■ Data section:
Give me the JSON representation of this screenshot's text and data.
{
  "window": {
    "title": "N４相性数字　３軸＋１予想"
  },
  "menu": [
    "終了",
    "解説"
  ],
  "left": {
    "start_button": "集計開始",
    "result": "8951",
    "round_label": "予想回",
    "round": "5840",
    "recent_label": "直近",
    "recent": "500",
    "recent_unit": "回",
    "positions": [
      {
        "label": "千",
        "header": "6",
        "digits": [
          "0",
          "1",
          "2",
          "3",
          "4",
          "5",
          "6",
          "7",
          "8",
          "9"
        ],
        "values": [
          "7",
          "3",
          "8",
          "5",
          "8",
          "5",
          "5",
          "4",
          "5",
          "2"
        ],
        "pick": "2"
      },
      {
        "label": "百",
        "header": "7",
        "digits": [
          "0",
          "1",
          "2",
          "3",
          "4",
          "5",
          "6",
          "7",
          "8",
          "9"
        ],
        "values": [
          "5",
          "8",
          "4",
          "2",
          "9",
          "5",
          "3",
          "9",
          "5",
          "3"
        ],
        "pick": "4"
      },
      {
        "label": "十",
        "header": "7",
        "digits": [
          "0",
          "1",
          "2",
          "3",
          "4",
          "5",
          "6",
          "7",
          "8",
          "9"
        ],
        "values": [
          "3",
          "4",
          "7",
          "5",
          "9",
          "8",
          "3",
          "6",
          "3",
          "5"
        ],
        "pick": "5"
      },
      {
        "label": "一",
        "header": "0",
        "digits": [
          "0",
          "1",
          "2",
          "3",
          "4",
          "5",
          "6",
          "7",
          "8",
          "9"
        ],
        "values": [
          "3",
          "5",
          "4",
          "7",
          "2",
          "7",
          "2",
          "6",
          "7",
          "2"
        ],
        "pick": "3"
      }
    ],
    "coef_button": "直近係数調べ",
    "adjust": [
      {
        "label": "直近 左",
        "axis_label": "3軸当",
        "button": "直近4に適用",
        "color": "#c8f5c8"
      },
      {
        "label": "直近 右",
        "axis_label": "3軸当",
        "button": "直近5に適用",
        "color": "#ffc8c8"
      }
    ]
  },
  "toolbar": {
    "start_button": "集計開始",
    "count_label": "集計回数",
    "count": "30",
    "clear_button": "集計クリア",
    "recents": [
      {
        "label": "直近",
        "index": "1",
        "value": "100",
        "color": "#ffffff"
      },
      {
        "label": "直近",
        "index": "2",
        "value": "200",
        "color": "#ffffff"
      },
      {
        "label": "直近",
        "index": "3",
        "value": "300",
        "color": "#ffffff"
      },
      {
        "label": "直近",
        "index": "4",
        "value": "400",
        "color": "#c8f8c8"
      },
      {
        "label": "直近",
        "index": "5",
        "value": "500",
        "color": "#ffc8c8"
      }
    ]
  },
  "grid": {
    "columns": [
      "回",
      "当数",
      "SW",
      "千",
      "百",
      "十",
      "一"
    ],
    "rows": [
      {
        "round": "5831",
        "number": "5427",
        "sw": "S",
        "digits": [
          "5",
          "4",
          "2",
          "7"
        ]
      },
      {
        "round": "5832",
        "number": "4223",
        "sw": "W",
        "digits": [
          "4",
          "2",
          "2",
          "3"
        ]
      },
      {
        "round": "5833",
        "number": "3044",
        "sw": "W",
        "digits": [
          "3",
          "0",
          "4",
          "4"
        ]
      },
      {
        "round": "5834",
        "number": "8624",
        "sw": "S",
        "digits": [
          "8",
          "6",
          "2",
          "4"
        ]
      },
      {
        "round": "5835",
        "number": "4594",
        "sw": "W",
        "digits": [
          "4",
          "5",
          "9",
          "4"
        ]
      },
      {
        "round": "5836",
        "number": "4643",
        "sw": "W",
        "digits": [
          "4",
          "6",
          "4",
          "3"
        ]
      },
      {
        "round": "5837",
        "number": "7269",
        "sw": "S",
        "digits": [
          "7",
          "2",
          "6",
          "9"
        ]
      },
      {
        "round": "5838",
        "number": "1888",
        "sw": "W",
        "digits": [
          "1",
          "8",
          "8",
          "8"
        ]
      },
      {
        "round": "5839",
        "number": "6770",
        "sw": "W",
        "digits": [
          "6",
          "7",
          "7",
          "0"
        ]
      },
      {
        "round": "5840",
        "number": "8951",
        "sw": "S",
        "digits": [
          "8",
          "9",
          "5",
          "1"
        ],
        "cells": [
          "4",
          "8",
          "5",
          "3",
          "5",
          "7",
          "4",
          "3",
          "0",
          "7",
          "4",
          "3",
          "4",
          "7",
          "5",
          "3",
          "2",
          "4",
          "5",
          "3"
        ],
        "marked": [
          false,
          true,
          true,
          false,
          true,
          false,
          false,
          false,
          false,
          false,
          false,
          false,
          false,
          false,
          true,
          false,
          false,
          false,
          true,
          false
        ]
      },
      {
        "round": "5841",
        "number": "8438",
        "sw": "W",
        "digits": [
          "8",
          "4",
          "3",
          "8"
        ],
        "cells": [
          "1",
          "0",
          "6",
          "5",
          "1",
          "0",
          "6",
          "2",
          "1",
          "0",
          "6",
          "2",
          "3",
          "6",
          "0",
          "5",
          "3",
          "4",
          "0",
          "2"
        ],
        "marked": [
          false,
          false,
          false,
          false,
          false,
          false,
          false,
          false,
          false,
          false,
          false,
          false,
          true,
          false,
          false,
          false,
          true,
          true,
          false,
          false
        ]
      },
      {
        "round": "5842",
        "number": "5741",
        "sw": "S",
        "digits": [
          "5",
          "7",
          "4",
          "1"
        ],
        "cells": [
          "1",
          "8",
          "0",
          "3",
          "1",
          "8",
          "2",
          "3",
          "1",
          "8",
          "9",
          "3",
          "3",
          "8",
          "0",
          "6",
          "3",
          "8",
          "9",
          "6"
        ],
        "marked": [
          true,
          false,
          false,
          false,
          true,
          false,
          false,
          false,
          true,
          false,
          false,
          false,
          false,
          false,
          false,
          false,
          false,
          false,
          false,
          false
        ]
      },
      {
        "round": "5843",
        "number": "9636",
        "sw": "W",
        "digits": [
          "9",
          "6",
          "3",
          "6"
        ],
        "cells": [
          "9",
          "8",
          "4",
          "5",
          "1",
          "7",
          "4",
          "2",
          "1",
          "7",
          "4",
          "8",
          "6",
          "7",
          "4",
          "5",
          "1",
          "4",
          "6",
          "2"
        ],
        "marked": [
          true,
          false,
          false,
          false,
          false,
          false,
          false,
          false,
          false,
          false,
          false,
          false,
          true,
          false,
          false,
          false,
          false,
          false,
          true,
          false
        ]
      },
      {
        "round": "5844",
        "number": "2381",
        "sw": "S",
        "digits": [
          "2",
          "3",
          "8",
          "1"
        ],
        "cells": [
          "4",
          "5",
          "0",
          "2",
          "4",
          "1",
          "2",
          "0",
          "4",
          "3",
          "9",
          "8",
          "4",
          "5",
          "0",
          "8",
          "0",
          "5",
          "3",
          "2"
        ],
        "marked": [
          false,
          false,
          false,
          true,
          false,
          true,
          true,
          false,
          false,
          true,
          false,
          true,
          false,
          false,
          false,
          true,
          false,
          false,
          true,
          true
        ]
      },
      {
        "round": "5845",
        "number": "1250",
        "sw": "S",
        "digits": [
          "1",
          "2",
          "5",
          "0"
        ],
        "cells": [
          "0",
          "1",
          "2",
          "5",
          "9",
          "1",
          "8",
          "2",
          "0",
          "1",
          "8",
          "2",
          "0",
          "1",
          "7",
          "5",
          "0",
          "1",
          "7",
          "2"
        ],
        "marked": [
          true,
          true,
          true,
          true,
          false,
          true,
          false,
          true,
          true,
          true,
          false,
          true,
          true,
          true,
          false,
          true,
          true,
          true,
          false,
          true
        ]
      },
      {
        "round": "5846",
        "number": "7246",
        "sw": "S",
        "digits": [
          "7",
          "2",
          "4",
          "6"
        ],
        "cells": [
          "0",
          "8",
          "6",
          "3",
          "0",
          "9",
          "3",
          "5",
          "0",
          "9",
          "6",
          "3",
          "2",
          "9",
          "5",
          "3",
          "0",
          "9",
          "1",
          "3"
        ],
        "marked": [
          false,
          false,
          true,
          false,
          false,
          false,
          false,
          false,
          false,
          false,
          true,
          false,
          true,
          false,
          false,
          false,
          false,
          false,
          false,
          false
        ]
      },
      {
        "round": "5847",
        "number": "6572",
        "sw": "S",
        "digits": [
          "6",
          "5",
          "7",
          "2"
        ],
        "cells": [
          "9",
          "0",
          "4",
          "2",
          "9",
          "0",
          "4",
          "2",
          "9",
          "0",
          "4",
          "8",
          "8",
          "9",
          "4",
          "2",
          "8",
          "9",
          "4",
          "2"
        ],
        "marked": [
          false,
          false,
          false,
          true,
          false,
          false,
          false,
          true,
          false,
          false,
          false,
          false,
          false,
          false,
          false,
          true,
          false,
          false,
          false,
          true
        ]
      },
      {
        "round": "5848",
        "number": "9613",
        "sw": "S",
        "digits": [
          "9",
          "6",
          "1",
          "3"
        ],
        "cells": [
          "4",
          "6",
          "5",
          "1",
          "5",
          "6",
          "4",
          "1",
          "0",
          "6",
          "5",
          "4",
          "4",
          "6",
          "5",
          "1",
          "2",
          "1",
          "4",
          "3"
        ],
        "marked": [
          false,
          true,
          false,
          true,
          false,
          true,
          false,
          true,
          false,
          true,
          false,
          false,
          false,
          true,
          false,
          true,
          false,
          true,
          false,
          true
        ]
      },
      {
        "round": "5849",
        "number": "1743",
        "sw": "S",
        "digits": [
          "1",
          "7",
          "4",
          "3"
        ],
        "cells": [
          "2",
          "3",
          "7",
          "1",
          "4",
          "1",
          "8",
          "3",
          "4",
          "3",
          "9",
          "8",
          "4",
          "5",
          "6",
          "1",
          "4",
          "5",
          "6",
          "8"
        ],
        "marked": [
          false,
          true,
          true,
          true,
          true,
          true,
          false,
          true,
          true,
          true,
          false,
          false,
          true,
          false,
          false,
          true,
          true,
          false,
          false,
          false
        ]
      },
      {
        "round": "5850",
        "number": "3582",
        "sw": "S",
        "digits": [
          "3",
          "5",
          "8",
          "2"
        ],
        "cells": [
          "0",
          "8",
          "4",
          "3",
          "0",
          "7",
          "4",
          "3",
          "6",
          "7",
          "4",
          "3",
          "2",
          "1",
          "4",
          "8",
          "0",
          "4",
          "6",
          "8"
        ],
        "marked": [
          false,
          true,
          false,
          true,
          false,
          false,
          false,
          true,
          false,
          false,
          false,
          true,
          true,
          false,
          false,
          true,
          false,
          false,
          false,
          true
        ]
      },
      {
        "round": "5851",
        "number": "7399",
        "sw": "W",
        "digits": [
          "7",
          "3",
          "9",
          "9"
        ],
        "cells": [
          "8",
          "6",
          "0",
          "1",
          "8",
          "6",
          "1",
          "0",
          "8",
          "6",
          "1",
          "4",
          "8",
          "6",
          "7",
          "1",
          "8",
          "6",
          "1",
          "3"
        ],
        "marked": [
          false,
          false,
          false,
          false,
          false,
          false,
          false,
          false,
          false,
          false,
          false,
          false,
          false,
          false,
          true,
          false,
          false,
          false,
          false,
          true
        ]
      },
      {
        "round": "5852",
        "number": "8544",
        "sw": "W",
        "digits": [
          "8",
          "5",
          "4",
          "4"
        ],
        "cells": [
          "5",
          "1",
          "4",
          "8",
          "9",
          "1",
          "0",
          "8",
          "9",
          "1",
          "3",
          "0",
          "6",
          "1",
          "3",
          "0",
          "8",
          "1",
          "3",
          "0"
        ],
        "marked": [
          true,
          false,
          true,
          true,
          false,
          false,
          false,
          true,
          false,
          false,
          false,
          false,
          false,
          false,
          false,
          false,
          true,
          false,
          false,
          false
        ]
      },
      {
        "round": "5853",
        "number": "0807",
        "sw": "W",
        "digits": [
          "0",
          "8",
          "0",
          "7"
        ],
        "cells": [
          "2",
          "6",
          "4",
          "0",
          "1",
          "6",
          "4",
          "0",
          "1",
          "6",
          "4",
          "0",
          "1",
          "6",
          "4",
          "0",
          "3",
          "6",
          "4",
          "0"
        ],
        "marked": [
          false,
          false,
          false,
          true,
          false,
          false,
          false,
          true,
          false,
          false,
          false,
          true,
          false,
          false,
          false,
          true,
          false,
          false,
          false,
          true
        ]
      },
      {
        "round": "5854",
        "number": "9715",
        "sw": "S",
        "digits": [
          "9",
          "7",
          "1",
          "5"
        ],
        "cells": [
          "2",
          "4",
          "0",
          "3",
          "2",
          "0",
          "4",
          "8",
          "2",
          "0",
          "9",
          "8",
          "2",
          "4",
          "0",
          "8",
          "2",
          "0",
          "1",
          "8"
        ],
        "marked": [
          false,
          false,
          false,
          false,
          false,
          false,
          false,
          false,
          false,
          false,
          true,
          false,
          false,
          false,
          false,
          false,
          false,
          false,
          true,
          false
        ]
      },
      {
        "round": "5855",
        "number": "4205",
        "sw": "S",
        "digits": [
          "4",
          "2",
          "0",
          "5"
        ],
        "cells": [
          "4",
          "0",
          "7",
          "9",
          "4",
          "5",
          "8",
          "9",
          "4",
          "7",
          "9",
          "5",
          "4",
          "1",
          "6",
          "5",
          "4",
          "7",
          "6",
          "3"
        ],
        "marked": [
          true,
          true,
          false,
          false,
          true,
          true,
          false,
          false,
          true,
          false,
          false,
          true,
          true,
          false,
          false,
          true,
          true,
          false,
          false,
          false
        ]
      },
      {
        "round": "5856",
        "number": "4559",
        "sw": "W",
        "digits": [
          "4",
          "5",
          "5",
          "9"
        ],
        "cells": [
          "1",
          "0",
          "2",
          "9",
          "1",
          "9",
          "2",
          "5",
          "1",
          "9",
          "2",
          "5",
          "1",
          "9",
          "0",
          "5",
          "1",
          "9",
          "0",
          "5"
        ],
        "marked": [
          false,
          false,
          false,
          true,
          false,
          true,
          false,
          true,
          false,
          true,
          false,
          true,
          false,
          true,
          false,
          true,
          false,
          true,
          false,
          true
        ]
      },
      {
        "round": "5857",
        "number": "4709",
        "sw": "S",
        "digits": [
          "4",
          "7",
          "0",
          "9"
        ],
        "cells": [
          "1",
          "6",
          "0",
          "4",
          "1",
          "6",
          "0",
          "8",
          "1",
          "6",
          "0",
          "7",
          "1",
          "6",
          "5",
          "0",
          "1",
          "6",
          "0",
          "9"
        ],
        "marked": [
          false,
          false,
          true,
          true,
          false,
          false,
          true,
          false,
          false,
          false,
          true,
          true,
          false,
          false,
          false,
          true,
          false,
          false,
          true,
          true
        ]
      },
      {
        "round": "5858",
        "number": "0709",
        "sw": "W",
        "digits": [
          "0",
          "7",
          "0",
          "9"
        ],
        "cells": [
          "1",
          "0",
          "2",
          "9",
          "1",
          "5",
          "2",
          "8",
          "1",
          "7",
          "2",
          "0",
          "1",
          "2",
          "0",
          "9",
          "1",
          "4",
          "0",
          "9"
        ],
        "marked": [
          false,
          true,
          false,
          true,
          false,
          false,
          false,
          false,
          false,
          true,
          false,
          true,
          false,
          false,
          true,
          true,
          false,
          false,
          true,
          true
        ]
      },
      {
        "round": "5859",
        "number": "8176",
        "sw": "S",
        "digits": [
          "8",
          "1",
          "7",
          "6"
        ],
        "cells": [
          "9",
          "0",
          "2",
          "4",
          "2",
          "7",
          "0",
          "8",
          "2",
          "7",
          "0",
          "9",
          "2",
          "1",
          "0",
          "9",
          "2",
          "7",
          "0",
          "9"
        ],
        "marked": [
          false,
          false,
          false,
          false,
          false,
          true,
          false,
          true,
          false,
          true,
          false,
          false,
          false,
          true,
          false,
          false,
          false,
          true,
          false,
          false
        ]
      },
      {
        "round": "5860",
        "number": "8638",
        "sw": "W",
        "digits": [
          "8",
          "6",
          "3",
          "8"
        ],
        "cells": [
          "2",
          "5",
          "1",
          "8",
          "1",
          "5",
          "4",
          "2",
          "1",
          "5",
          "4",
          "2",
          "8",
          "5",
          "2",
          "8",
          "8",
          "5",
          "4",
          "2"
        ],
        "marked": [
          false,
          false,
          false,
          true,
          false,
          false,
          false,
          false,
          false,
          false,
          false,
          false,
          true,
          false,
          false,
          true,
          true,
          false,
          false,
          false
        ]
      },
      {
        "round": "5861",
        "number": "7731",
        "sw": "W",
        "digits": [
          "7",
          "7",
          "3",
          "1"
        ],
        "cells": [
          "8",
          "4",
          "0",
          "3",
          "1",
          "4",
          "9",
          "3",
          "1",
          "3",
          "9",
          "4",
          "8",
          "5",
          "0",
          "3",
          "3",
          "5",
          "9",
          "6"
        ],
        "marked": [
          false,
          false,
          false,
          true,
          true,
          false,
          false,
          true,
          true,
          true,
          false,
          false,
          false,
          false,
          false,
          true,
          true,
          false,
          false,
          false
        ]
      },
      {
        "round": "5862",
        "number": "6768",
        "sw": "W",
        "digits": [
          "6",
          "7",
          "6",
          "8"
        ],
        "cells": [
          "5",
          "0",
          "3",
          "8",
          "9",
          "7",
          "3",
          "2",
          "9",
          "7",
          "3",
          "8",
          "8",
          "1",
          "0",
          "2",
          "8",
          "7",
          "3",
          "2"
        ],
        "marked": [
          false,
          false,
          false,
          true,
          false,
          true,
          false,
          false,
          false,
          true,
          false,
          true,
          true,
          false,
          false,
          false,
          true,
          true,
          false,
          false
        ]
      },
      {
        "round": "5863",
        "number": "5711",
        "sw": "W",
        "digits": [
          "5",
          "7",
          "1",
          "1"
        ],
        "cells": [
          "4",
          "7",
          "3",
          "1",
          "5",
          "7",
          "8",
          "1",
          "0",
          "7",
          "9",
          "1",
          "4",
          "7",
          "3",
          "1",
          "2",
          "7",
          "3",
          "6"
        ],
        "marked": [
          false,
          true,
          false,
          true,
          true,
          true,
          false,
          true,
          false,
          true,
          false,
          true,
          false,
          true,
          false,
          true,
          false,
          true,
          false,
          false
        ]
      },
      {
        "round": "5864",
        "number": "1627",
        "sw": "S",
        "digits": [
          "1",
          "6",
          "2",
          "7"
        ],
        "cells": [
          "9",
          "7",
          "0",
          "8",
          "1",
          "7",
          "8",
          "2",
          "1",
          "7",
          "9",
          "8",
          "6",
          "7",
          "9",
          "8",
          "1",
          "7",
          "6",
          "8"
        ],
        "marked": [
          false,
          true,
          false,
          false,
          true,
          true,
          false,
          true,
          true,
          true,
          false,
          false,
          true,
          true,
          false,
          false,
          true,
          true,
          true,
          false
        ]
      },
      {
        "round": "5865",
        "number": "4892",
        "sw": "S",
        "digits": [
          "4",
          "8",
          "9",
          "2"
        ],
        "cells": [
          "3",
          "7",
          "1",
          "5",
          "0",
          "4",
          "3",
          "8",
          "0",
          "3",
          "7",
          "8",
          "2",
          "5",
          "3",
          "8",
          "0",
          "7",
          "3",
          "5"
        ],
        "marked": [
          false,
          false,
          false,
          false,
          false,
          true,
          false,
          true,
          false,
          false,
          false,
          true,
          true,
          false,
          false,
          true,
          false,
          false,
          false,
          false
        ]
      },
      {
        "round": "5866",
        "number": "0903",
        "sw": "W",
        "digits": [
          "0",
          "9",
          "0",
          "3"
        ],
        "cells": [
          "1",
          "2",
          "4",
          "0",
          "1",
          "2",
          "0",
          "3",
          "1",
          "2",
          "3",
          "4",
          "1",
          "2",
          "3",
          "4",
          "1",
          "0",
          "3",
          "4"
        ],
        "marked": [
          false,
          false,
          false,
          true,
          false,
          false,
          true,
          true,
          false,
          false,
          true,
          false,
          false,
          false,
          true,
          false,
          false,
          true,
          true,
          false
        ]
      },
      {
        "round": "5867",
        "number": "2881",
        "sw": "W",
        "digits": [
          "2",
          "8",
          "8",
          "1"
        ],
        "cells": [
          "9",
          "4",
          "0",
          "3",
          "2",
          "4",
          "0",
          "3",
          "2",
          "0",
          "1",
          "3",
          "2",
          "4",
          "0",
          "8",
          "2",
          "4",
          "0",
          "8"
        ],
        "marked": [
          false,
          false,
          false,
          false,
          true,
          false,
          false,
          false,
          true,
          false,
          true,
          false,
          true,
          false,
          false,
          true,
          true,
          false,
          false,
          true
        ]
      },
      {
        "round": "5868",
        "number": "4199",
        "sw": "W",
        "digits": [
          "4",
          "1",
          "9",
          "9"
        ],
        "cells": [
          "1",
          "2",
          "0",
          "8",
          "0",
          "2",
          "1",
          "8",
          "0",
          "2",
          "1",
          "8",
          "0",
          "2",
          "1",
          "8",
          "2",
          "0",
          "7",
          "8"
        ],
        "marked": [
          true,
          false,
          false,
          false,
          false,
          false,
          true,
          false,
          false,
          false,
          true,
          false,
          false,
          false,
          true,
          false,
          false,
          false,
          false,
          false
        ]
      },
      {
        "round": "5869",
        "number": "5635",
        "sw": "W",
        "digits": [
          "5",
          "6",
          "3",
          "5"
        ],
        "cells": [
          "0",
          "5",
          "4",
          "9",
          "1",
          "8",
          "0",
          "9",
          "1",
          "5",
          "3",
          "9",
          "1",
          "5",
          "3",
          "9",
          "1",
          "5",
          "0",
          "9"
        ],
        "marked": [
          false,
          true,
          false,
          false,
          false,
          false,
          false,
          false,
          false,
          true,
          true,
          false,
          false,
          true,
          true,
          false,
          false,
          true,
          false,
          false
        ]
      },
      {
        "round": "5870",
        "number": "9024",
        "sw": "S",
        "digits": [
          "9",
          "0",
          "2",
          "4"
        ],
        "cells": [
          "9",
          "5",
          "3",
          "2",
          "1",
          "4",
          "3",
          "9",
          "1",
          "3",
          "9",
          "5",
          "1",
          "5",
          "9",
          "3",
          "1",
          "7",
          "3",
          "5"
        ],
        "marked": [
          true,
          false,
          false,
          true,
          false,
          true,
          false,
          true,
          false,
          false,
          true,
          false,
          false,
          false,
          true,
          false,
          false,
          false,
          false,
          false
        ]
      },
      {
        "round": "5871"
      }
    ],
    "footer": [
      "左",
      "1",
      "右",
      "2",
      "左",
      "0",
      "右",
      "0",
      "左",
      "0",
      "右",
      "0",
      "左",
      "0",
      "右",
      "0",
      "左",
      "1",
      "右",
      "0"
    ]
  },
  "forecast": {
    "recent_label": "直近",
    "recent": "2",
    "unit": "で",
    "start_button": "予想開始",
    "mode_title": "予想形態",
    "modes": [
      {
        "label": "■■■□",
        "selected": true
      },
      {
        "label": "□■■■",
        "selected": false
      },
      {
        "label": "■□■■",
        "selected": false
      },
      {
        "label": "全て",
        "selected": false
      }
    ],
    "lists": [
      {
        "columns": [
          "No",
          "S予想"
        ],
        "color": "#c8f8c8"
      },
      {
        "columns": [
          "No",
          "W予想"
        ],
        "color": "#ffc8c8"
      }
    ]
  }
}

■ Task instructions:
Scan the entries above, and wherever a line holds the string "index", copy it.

■ Result:
        "index": "1",
        "index": "2",
        "index": "3",
        "index": "4",
        "index": "5",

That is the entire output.